**About this task**: Go through the entries below and copy each line containing the word "What".

**Supplied material**:

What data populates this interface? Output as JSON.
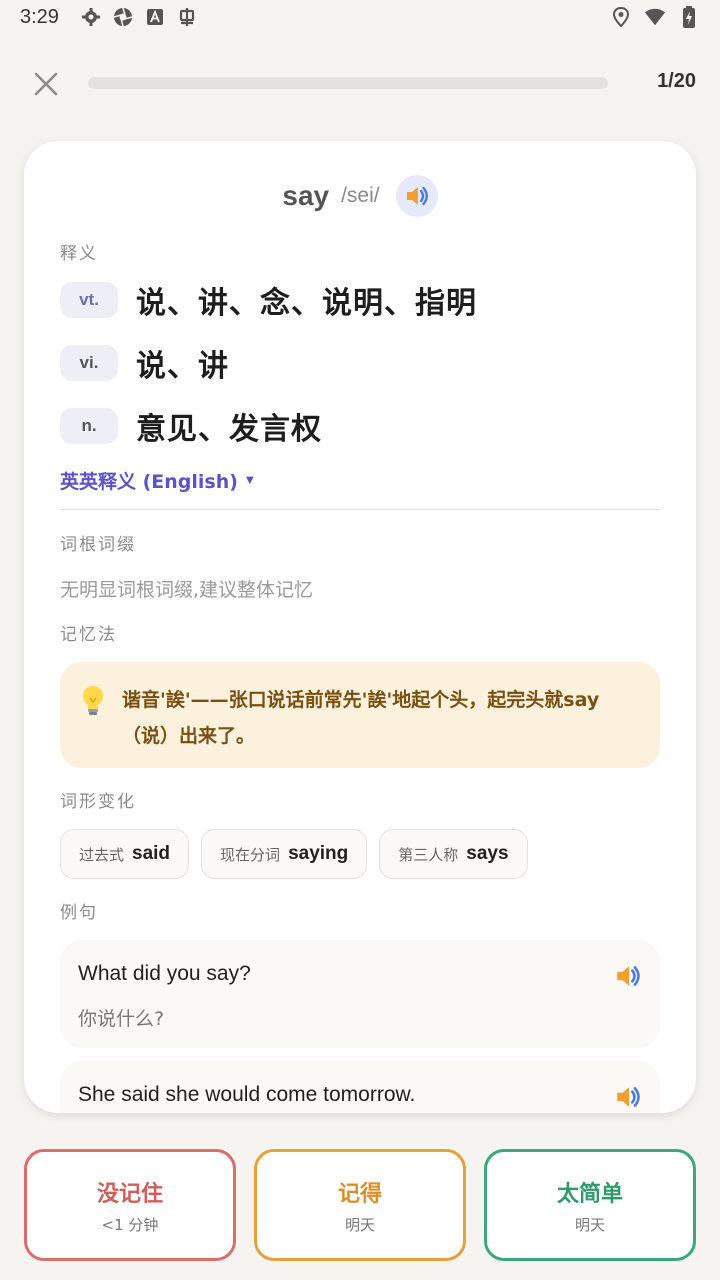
{
  "status_bar": {
    "time": "3:29",
    "icons_left": [
      "gear-icon",
      "aperture-icon",
      "font-a-icon",
      "bug-icon"
    ],
    "icons_right": [
      "location-icon",
      "wifi-icon",
      "battery-charging-icon"
    ]
  },
  "header": {
    "close_icon": "close-icon",
    "progress_fraction": 0.0,
    "counter": "1/20"
  },
  "word": {
    "text": "say",
    "phonetic": "/sei/"
  },
  "labels": {
    "definition": "释义",
    "roots": "词根词缀",
    "mnemonic": "记忆法",
    "forms": "词形变化",
    "examples": "例句"
  },
  "definitions": [
    {
      "pos": "vt.",
      "meaning": "说、讲、念、说明、指明"
    },
    {
      "pos": "vi.",
      "meaning": "说、讲"
    },
    {
      "pos": "n.",
      "meaning": "意见、发言权"
    }
  ],
  "english_toggle": "英英释义 (English)",
  "roots_text": "无明显词根词缀,建议整体记忆",
  "mnemonic_text": "谐音'誒'——张口说话前常先'誒'地起个头，起完头就say（说）出来了。",
  "forms": [
    {
      "label": "过去式",
      "value": "said"
    },
    {
      "label": "现在分词",
      "value": "saying"
    },
    {
      "label": "第三人称",
      "value": "says"
    }
  ],
  "examples": [
    {
      "en": "What did you say?",
      "zh": "你说什么?"
    },
    {
      "en": "She said she would come tomorrow.",
      "zh": ""
    }
  ],
  "buttons": {
    "forgot": {
      "label": "没记住",
      "sub": "<1 分钟"
    },
    "remember": {
      "label": "记得",
      "sub": "明天"
    },
    "easy": {
      "label": "太简单",
      "sub": "明天"
    }
  },
  "colors": {
    "accent": "#5a54c8",
    "forgot": "#d65a5a",
    "remember": "#d9902a",
    "easy": "#2f9a6a",
    "memo_bg": "#fbf1dd"
  }
}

**Worked solution**:
What data populates this interface? Output as JSON.
      "en": "What did you say?",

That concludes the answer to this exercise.